→ **What the task asks**
Lines with "Cược": state how many there are in the records below, and nothing else.

==== Information shown ====

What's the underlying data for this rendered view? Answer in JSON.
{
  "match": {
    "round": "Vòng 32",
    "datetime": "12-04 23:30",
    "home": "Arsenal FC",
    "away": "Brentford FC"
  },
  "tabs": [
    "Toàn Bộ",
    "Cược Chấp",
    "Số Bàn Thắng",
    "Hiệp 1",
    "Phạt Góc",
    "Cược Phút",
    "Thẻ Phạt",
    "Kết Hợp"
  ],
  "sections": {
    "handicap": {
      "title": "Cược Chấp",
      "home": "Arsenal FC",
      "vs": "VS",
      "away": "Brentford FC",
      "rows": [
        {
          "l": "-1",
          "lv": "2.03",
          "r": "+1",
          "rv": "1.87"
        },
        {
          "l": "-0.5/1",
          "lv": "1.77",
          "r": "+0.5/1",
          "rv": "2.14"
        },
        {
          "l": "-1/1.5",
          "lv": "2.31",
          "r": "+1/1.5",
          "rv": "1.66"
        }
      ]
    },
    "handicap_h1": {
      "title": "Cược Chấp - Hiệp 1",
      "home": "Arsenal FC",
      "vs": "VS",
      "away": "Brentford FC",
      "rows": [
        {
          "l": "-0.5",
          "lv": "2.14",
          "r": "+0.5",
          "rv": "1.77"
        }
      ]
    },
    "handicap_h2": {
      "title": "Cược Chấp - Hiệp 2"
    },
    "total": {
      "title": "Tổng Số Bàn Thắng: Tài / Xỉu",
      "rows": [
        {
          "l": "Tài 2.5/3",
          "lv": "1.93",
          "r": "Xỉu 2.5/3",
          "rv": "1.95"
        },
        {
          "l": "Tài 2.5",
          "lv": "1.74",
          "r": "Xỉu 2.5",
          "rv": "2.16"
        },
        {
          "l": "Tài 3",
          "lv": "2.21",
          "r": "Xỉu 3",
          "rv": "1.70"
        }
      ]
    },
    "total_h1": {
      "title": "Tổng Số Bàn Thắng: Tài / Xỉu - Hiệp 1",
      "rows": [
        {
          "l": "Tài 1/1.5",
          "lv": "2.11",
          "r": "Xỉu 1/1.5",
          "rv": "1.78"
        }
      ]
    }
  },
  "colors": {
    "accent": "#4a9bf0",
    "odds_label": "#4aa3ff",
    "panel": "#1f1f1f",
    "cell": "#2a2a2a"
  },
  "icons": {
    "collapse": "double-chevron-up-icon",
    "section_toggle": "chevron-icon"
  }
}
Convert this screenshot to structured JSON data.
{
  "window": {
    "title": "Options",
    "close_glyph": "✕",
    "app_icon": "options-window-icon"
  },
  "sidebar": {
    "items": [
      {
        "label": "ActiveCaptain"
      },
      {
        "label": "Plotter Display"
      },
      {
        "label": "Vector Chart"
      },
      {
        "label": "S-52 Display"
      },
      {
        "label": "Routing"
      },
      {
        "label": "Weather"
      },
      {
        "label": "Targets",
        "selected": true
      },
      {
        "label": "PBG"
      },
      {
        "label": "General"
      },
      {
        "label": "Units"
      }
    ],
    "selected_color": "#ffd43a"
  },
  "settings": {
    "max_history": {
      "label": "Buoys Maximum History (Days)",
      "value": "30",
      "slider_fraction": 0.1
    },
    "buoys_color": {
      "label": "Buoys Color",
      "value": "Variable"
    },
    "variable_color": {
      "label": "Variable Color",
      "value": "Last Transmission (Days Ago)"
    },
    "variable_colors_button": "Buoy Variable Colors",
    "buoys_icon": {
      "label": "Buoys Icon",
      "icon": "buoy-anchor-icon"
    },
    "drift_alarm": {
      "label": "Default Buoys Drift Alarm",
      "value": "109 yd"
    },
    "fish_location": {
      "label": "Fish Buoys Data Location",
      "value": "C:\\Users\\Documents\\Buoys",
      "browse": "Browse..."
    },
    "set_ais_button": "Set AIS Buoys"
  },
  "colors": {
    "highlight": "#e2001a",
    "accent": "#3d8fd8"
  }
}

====

→ **The answer**
5